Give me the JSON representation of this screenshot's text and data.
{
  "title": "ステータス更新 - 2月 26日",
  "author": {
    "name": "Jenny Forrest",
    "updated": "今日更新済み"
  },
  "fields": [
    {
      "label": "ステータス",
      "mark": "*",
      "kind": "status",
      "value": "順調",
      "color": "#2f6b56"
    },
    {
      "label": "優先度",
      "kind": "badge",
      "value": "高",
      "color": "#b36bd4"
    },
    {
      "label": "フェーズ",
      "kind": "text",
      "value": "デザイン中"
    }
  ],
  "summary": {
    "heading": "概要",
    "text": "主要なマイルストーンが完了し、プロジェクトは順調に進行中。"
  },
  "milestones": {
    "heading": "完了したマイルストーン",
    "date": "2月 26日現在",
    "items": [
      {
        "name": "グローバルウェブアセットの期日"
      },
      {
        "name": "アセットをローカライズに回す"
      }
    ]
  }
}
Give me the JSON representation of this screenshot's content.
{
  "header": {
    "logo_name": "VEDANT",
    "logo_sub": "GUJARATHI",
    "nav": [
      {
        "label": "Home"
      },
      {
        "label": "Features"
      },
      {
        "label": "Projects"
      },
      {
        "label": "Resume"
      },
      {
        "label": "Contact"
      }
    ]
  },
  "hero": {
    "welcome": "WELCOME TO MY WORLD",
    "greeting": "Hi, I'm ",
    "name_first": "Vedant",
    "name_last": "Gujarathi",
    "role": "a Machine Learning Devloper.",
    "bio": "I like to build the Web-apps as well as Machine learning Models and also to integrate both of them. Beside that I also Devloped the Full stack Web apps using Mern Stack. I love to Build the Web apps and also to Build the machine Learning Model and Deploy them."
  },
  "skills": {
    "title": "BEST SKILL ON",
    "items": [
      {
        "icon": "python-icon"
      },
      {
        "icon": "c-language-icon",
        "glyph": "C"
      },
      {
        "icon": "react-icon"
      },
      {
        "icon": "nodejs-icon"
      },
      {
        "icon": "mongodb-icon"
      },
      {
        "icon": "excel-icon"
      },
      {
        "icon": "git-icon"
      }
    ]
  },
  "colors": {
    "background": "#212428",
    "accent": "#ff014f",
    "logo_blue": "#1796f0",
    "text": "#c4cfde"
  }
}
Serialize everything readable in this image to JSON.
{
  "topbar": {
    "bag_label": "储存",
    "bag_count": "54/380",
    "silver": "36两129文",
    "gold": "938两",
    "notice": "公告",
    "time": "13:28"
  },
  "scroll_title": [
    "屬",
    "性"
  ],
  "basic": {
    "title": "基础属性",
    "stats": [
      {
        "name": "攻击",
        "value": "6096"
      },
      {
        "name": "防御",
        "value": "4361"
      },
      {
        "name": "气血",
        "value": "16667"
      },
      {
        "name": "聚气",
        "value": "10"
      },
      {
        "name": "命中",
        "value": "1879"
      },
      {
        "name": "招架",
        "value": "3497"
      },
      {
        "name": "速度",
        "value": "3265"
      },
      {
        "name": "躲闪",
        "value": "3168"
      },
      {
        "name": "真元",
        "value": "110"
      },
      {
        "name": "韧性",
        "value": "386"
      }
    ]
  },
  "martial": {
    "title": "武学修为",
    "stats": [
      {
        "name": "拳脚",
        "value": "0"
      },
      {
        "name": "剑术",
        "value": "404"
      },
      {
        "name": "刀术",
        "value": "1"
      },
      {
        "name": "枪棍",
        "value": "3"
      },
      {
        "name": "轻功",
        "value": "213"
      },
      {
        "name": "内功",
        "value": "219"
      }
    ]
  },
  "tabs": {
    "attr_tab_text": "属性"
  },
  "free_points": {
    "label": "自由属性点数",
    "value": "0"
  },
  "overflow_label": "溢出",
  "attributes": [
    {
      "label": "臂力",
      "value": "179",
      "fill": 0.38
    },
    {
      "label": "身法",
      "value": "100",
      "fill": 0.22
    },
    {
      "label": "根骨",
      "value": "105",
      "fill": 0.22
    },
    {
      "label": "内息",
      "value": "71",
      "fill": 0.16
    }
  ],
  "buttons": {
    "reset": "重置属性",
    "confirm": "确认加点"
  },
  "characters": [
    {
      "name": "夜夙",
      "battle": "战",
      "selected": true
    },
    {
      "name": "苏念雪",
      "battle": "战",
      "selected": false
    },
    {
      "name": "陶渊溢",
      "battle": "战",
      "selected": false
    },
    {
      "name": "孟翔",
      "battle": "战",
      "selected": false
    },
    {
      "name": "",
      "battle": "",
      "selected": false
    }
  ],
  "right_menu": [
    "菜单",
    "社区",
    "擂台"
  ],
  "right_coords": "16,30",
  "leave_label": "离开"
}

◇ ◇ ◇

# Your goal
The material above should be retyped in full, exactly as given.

# Solution for this task
Give me the JSON representation of this screenshot's text and data.
{
  "title": "ステータス更新 - 2月 26日",
  "author": {
    "name": "Jenny Forrest",
    "updated": "今日更新済み"
  },
  "fields": [
    {
      "label": "ステータス",
      "mark": "*",
      "kind": "status",
      "value": "順調",
      "color": "#2f6b56"
    },
    {
      "label": "優先度",
      "kind": "badge",
      "value": "高",
      "color": "#b36bd4"
    },
    {
      "label": "フェーズ",
      "kind": "text",
      "value": "デザイン中"
    }
  ],
  "summary": {
    "heading": "概要",
    "text": "主要なマイルストーンが完了し、プロジェクトは順調に進行中。"
  },
  "milestones": {
    "heading": "完了したマイルストーン",
    "date": "2月 26日現在",
    "items": [
      {
        "name": "グローバルウェブアセットの期日"
      },
      {
        "name": "アセットをローカライズに回す"
      }
    ]
  }
}
Give me the JSON representation of this screenshot's content.
{
  "header": {
    "logo_name": "VEDANT",
    "logo_sub": "GUJARATHI",
    "nav": [
      {
        "label": "Home"
      },
      {
        "label": "Features"
      },
      {
        "label": "Projects"
      },
      {
        "label": "Resume"
      },
      {
        "label": "Contact"
      }
    ]
  },
  "hero": {
    "welcome": "WELCOME TO MY WORLD",
    "greeting": "Hi, I'm ",
    "name_first": "Vedant",
    "name_last": "Gujarathi",
    "role": "a Machine Learning Devloper.",
    "bio": "I like to build the Web-apps as well as Machine learning Models and also to integrate both of them. Beside that I also Devloped the Full stack Web apps using Mern Stack. I love to Build the Web apps and also to Build the machine Learning Model and Deploy them."
  },
  "skills": {
    "title": "BEST SKILL ON",
    "items": [
      {
        "icon": "python-icon"
      },
      {
        "icon": "c-language-icon",
        "glyph": "C"
      },
      {
        "icon": "react-icon"
      },
      {
        "icon": "nodejs-icon"
      },
      {
        "icon": "mongodb-icon"
      },
      {
        "icon": "excel-icon"
      },
      {
        "icon": "git-icon"
      }
    ]
  },
  "colors": {
    "background": "#212428",
    "accent": "#ff014f",
    "logo_blue": "#1796f0",
    "text": "#c4cfde"
  }
}
Serialize everything readable in this image to JSON.
{
  "topbar": {
    "bag_label": "储存",
    "bag_count": "54/380",
    "silver": "36两129文",
    "gold": "938两",
    "notice": "公告",
    "time": "13:28"
  },
  "scroll_title": [
    "屬",
    "性"
  ],
  "basic": {
    "title": "基础属性",
    "stats": [
      {
        "name": "攻击",
        "value": "6096"
      },
      {
        "name": "防御",
        "value": "4361"
      },
      {
        "name": "气血",
        "value": "16667"
      },
      {
        "name": "聚气",
        "value": "10"
      },
      {
        "name": "命中",
        "value": "1879"
      },
      {
        "name": "招架",
        "value": "3497"
      },
      {
        "name": "速度",
        "value": "3265"
      },
      {
        "name": "躲闪",
        "value": "3168"
      },
      {
        "name": "真元",
        "value": "110"
      },
      {
        "name": "韧性",
        "value": "386"
      }
    ]
  },
  "martial": {
    "title": "武学修为",
    "stats": [
      {
        "name": "拳脚",
        "value": "0"
      },
      {
        "name": "剑术",
        "value": "404"
      },
      {
        "name": "刀术",
        "value": "1"
      },
      {
        "name": "枪棍",
        "value": "3"
      },
      {
        "name": "轻功",
        "value": "213"
      },
      {
        "name": "内功",
        "value": "219"
      }
    ]
  },
  "tabs": {
    "attr_tab_text": "属性"
  },
  "free_points": {
    "label": "自由属性点数",
    "value": "0"
  },
  "overflow_label": "溢出",
  "attributes": [
    {
      "label": "臂力",
      "value": "179",
      "fill": 0.38
    },
    {
      "label": "身法",
      "value": "100",
      "fill": 0.22
    },
    {
      "label": "根骨",
      "value": "105",
      "fill": 0.22
    },
    {
      "label": "内息",
      "value": "71",
      "fill": 0.16
    }
  ],
  "buttons": {
    "reset": "重置属性",
    "confirm": "确认加点"
  },
  "characters": [
    {
      "name": "夜夙",
      "battle": "战",
      "selected": true
    },
    {
      "name": "苏念雪",
      "battle": "战",
      "selected": false
    },
    {
      "name": "陶渊溢",
      "battle": "战",
      "selected": false
    },
    {
      "name": "孟翔",
      "battle": "战",
      "selected": false
    },
    {
      "name": "",
      "battle": "",
      "selected": false
    }
  ],
  "right_menu": [
    "菜单",
    "社区",
    "擂台"
  ],
  "right_coords": "16,30",
  "leave_label": "离开"
}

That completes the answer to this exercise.